I am a big advocate for romanticizing your life. It helps me get through my day-to-day, helped me even more throughout the pandemic. We should all go for our little self-reflection walks, make the most out of daily chores. Play music when you’re doing dishes, or sing in the shower. But sometimes it will rain as you’re sitting on a park bench, or your phone will die mid-song, and you just have to say “okay, that sucks, but I’ll try again another time.” Life can be awkward and ugly. We can be awkward and ugly. It’s important to acknowledge that. It’s forgiveness, it’s relief. And to have the courage to believe in the good, to surpass the bad days and the really really bad days, to give yourself the gift of restarting… what a blessing, that is.
Here is a poem by Ellen Bass:
The Thing Is
to love life, to love it even
when you have no stomach for it
and everything you’ve held dear
crumbles like burnt paper in your hands,

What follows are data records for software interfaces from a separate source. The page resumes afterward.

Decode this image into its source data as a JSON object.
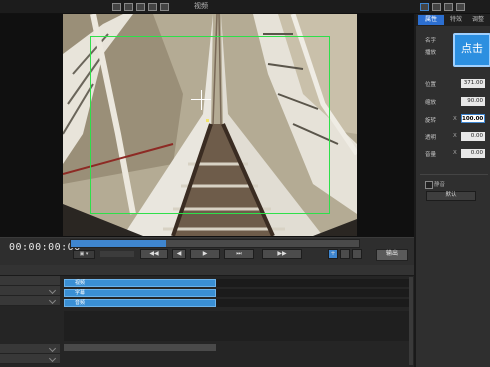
{
  "topbar": {
    "menu_label": "视频"
  },
  "transport": {
    "timecode": "00:00:00:00",
    "scrub_progress": 0.33,
    "buttons": [
      "◀◀",
      "◀",
      "▶",
      "⏭",
      "▶▶",
      "+"
    ],
    "output_label": "输出"
  },
  "timeline": {
    "clips": [
      {
        "label": "视频"
      },
      {
        "label": "字幕"
      },
      {
        "label": "音频"
      }
    ]
  },
  "right_panel": {
    "tabs": [
      "属性",
      "特效",
      "调整"
    ],
    "click_button": "点击",
    "fields": [
      {
        "label": "位置",
        "sub": "X",
        "value": "371.00"
      },
      {
        "label": "缩放",
        "sub": "X",
        "value": "90.00"
      },
      {
        "label": "旋转",
        "sub": "X",
        "value": "100.00",
        "active": true
      },
      {
        "label": "透明",
        "sub": "X",
        "value": "0.00"
      },
      {
        "label": "音量",
        "sub": "X",
        "value": "0.00"
      }
    ],
    "top_labels": [
      "名字",
      "播放"
    ],
    "checkbox_label": "静音",
    "select_value": "默认"
  },
  "colors": {
    "accent": "#3f86cf",
    "safe_frame": "#2ee04a",
    "button": "#2c8fe0"
  }
}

your throat filled with the silt of it.
When grief sits with you, its tropical heat
thickening the air, heavy as water
more fit for gills than lungs;
when grief weights you like your own flesh

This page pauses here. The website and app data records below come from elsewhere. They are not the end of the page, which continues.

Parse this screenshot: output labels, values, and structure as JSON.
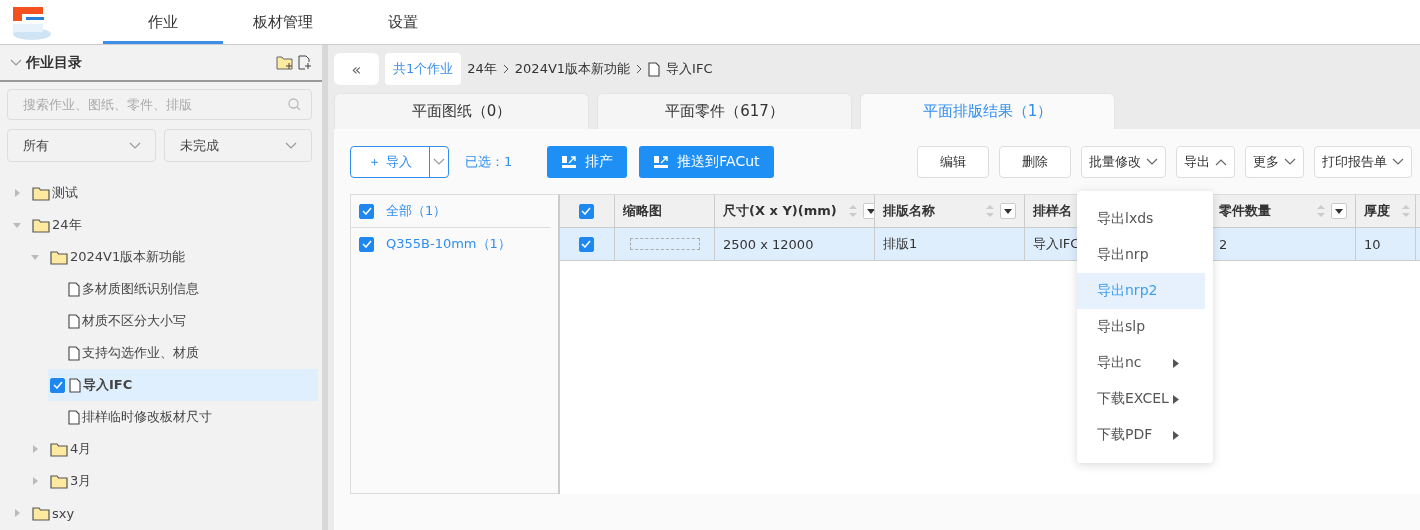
{
  "nav": {
    "items": [
      {
        "label": "作业",
        "selected": true
      },
      {
        "label": "板材管理",
        "selected": false
      },
      {
        "label": "设置",
        "selected": false
      }
    ]
  },
  "sidebar": {
    "title": "作业目录",
    "search": {
      "placeholder": "搜索作业、图纸、零件、排版"
    },
    "filters": [
      {
        "value": "所有"
      },
      {
        "value": "未完成"
      }
    ],
    "tree": [
      {
        "kind": "folder",
        "label": "测试",
        "expanded": false,
        "selected": false
      },
      {
        "kind": "folder",
        "label": "24年",
        "expanded": true,
        "selected": false,
        "children": [
          {
            "kind": "folder",
            "label": "2024V1版本新功能",
            "expanded": true,
            "selected": false,
            "children": [
              {
                "kind": "file",
                "label": "多材质图纸识别信息",
                "selected": false
              },
              {
                "kind": "file",
                "label": "材质不区分大小写",
                "selected": false
              },
              {
                "kind": "file",
                "label": "支持勾选作业、材质",
                "selected": false
              },
              {
                "kind": "file",
                "label": "导入IFC",
                "selected": true
              },
              {
                "kind": "file",
                "label": "排样临时修改板材尺寸",
                "selected": false
              }
            ]
          },
          {
            "kind": "folder",
            "label": "4月",
            "expanded": false,
            "selected": false
          },
          {
            "kind": "folder",
            "label": "3月",
            "expanded": false,
            "selected": false
          }
        ]
      },
      {
        "kind": "folder",
        "label": "sxy",
        "expanded": false,
        "selected": false
      }
    ]
  },
  "breadcrumb": {
    "back": "«",
    "count": "共1个作业",
    "path": [
      "24年",
      "2024V1版本新功能"
    ],
    "current": "导入IFC"
  },
  "tabs": [
    {
      "label": "平面图纸（0）",
      "selected": false
    },
    {
      "label": "平面零件（617）",
      "selected": false
    },
    {
      "label": "平面排版结果（1）",
      "selected": true
    }
  ],
  "toolbar": {
    "import": "＋ 导入",
    "selected_count": "已选：1",
    "primary": [
      {
        "label": "排产"
      },
      {
        "label": "推送到FACut"
      }
    ],
    "buttons": [
      {
        "label": "编辑",
        "kind": "plain"
      },
      {
        "label": "删除",
        "kind": "plain"
      },
      {
        "label": "批量修改",
        "kind": "dropdown",
        "open": false
      },
      {
        "label": "导出",
        "kind": "dropdown",
        "open": true
      },
      {
        "label": "更多",
        "kind": "dropdown",
        "open": false
      },
      {
        "label": "打印报告单",
        "kind": "dropdown",
        "open": false
      }
    ]
  },
  "materials": [
    {
      "label": "全部（1）",
      "checked": true
    },
    {
      "label": "Q355B-10mm（1）",
      "checked": true
    }
  ],
  "table": {
    "all_checked": true,
    "columns": [
      {
        "label": "缩略图",
        "sort": false,
        "filter": false
      },
      {
        "label": "尺寸(X x Y)(mm)",
        "sort": true,
        "filter": true
      },
      {
        "label": "排版名称",
        "sort": true,
        "filter": true
      },
      {
        "label": "排样名"
      },
      {
        "label": "零件数量",
        "sort": true,
        "filter": true
      },
      {
        "label": "厚度",
        "sort": true,
        "filter": false
      }
    ],
    "rows": [
      {
        "checked": true,
        "selected": true,
        "cells": [
          "",
          "2500 x 12000",
          "排版1",
          "导入IFC",
          "2",
          "10"
        ]
      }
    ]
  },
  "export_menu": [
    {
      "label": "导出lxds",
      "submenu": false,
      "selected": false
    },
    {
      "label": "导出nrp",
      "submenu": false,
      "selected": false
    },
    {
      "label": "导出nrp2",
      "submenu": false,
      "selected": true
    },
    {
      "label": "导出slp",
      "submenu": false,
      "selected": false
    },
    {
      "label": "导出nc",
      "submenu": true,
      "selected": false
    },
    {
      "label": "下载EXCEL",
      "submenu": true,
      "selected": false
    },
    {
      "label": "下载PDF",
      "submenu": true,
      "selected": false
    }
  ]
}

only more of it, an obesity of grief,
you think, How can a body withstand this?
Then you hold life like a face
between your palms, a plain face,

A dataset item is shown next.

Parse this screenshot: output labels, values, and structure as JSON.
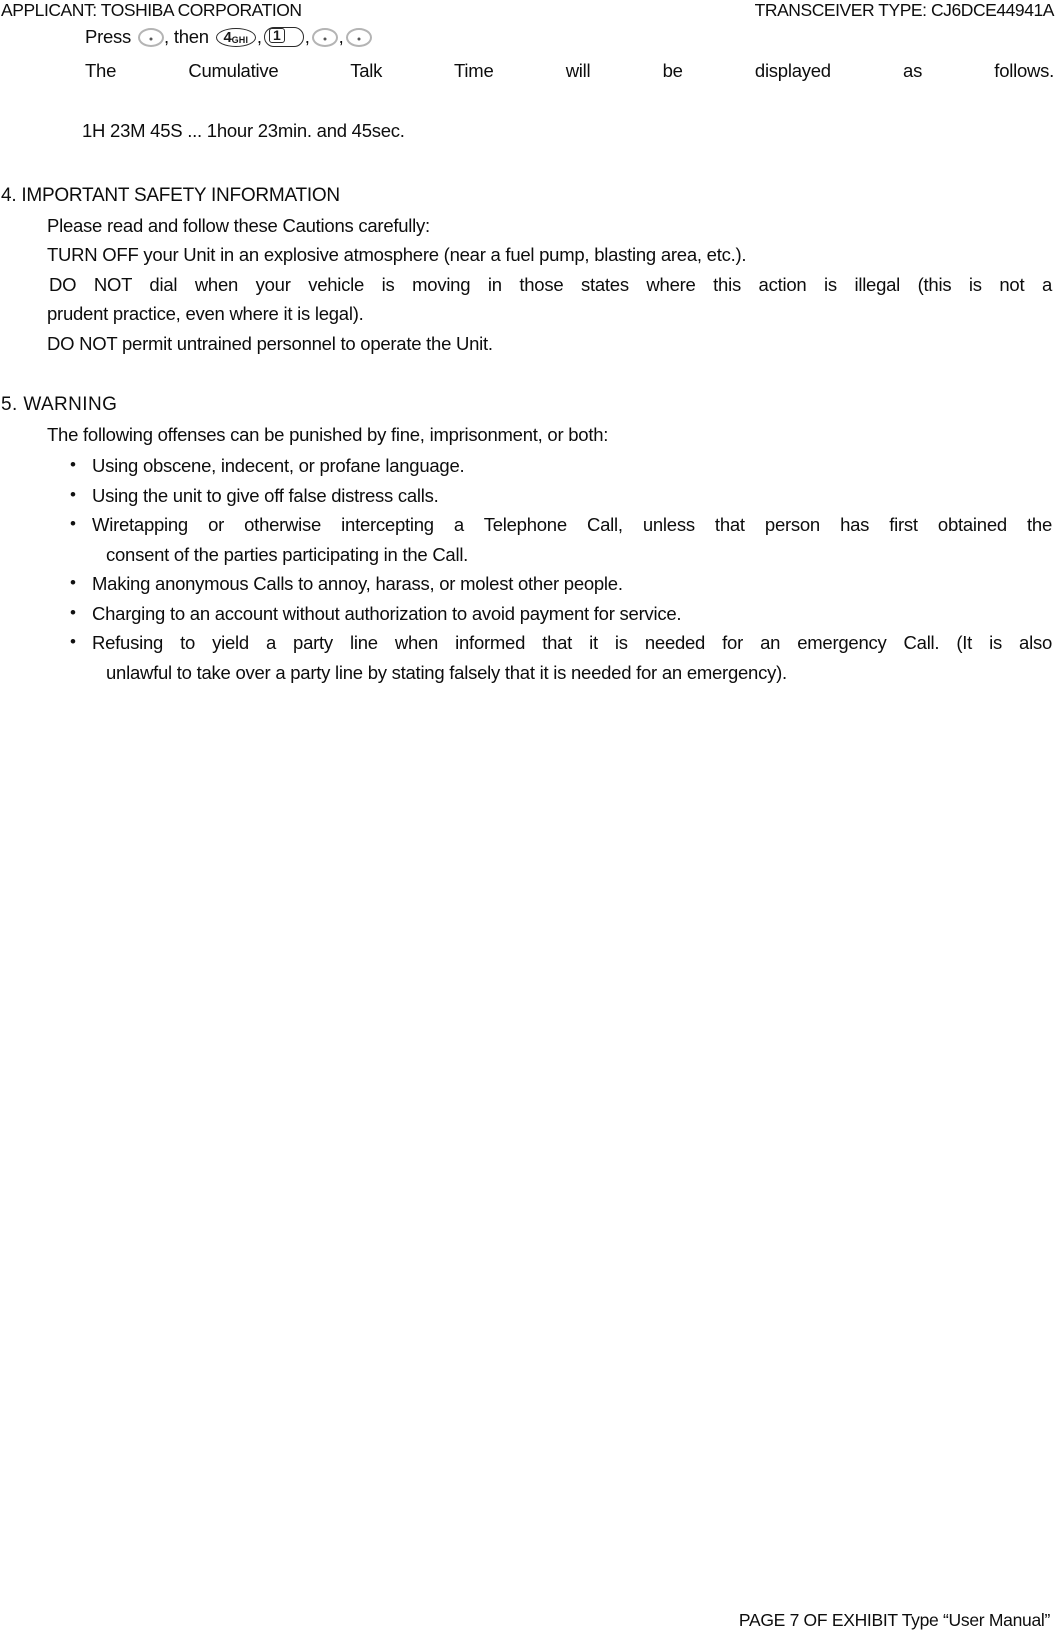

no charming smile, no violet eyes,
and you say, yes, I will take you
I will love you, again.
What I Enjoyed This Week
The Argonauts by Maggie Nelson. I actually read this for one of my classes, but it’s been on my list for a long time, so I consider it a pleasure read anyway. And I did enjoy it, but primarily because it (like Bluets) was unlike anything I’d ever read before. It’s a non-fiction queer memoir, blended with literary theory and criticism. I feel like it changed my brain, making it ache a little in the process. Maggie Nelson has an incredibly honest and sharp writing style: much of it felt self-confrontational and confessional, which I appreciated. My favorite parts were about motherhood and parenting, which are relatively new literary themes to me, but beautifully luminous in this text. 4.5/5
“November for Beginners” by Rita Dove. Cue the November poetry!! I love this one. This has always been a month of warmth for me, of deeply colored sunsets and Thanksgiving. I’m adjusting to a different one now (they don’t celebrate Thanksgiving here in the U.K.), one that feels cold and dark and sometimes lonely. So, in a way, I feel like a beginner too. We sit down / in the smell of the past / and rise in a light / that is already leaving.
Other Wonderful Things
I went to Brighton on Thursday! It’s a quirky seaside city, with lots of vintage stores and street art. I bought a mug with a smiley face on it and ate vegan pizza and spent the day with a good friend I haven’t seen in a while (hi Julia)! I loved seeing the ocean too, though it was cloudy. I feel like this last summer implanted a battery in me, and just looking out on the water for a moment recharged it. An injection of serenity, perhaps.
I made pickled red onions! I put them on everything. They brighten up my fridge.
Anicka Yi’s “In Love With The World” exhibit at the Tate Modern. Mesmerizing. I think we stared at it for 10 minutes.
Thank you for reading, as always.